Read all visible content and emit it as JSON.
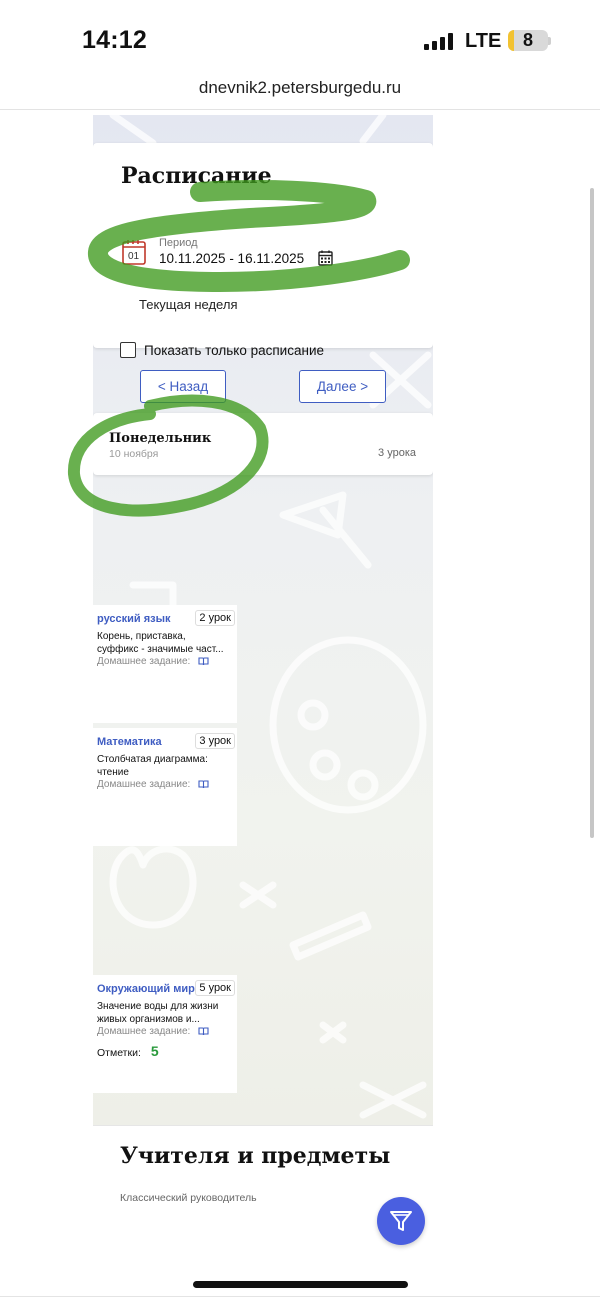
{
  "status_bar": {
    "time": "14:12",
    "network": "LTE",
    "battery_level": "8",
    "battery_fraction": 0.08,
    "battery_color": "#f2c230"
  },
  "browser": {
    "url": "dnevnik2.petersburgedu.ru"
  },
  "schedule": {
    "title": "Расписание",
    "period_icon": "calendar-page-icon",
    "period_label": "Период",
    "period_value": "10.11.2025 - 16.11.2025",
    "calendar_icon": "calendar-icon",
    "current_week": "Текущая неделя",
    "show_only_label": "Показать только расписание",
    "show_only_checked": false
  },
  "navigation": {
    "back_label": "< Назад",
    "next_label": "Далее >"
  },
  "day": {
    "name": "Понедельник",
    "date": "10 ноября",
    "lesson_count": "3 урока"
  },
  "lessons": [
    {
      "subject": "русский язык",
      "number": "2 урок",
      "topic": "Корень, приставка,",
      "topic_2": "суффикс - значимые част...",
      "homework_label": "Домашнее задание:",
      "homework_icon": "book-icon"
    },
    {
      "subject": "Математика",
      "number": "3 урок",
      "topic": "Столбчатая диаграмма:",
      "topic_2": "чтение",
      "homework_label": "Домашнее задание:",
      "homework_icon": "book-icon"
    },
    {
      "subject": "Окружающий мир",
      "number": "5 урок",
      "topic": "Значение воды для жизни",
      "topic_2": "живых организмов и...",
      "homework_label": "Домашнее задание:",
      "homework_icon": "book-icon",
      "marks_label": "Отметки:",
      "mark": "5"
    }
  ],
  "teachers": {
    "title": "Учителя и предметы",
    "subtitle": "Классический руководитель"
  },
  "colors": {
    "accent": "#3f5dc2",
    "fab": "#4a5fe0",
    "mark_good": "#2a9a3c",
    "highlight_scribble": "#3f9a1e"
  },
  "fab_icon": "filter-icon"
}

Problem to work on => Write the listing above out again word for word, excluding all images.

Exercise answer =>
Read all visible content and emit it as JSON.
{
  "status_bar": {
    "time": "14:12",
    "network": "LTE",
    "battery_level": "8",
    "battery_fraction": 0.08,
    "battery_color": "#f2c230"
  },
  "browser": {
    "url": "dnevnik2.petersburgedu.ru"
  },
  "schedule": {
    "title": "Расписание",
    "period_icon": "calendar-page-icon",
    "period_label": "Период",
    "period_value": "10.11.2025 - 16.11.2025",
    "calendar_icon": "calendar-icon",
    "current_week": "Текущая неделя",
    "show_only_label": "Показать только расписание",
    "show_only_checked": false
  },
  "navigation": {
    "back_label": "< Назад",
    "next_label": "Далее >"
  },
  "day": {
    "name": "Понедельник",
    "date": "10 ноября",
    "lesson_count": "3 урока"
  },
  "lessons": [
    {
      "subject": "русский язык",
      "number": "2 урок",
      "topic": "Корень, приставка,",
      "topic_2": "суффикс - значимые част...",
      "homework_label": "Домашнее задание:",
      "homework_icon": "book-icon"
    },
    {
      "subject": "Математика",
      "number": "3 урок",
      "topic": "Столбчатая диаграмма:",
      "topic_2": "чтение",
      "homework_label": "Домашнее задание:",
      "homework_icon": "book-icon"
    },
    {
      "subject": "Окружающий мир",
      "number": "5 урок",
      "topic": "Значение воды для жизни",
      "topic_2": "живых организмов и...",
      "homework_label": "Домашнее задание:",
      "homework_icon": "book-icon",
      "marks_label": "Отметки:",
      "mark": "5"
    }
  ],
  "teachers": {
    "title": "Учителя и предметы",
    "subtitle": "Классический руководитель"
  },
  "colors": {
    "accent": "#3f5dc2",
    "fab": "#4a5fe0",
    "mark_good": "#2a9a3c",
    "highlight_scribble": "#3f9a1e"
  },
  "fab_icon": "filter-icon"
}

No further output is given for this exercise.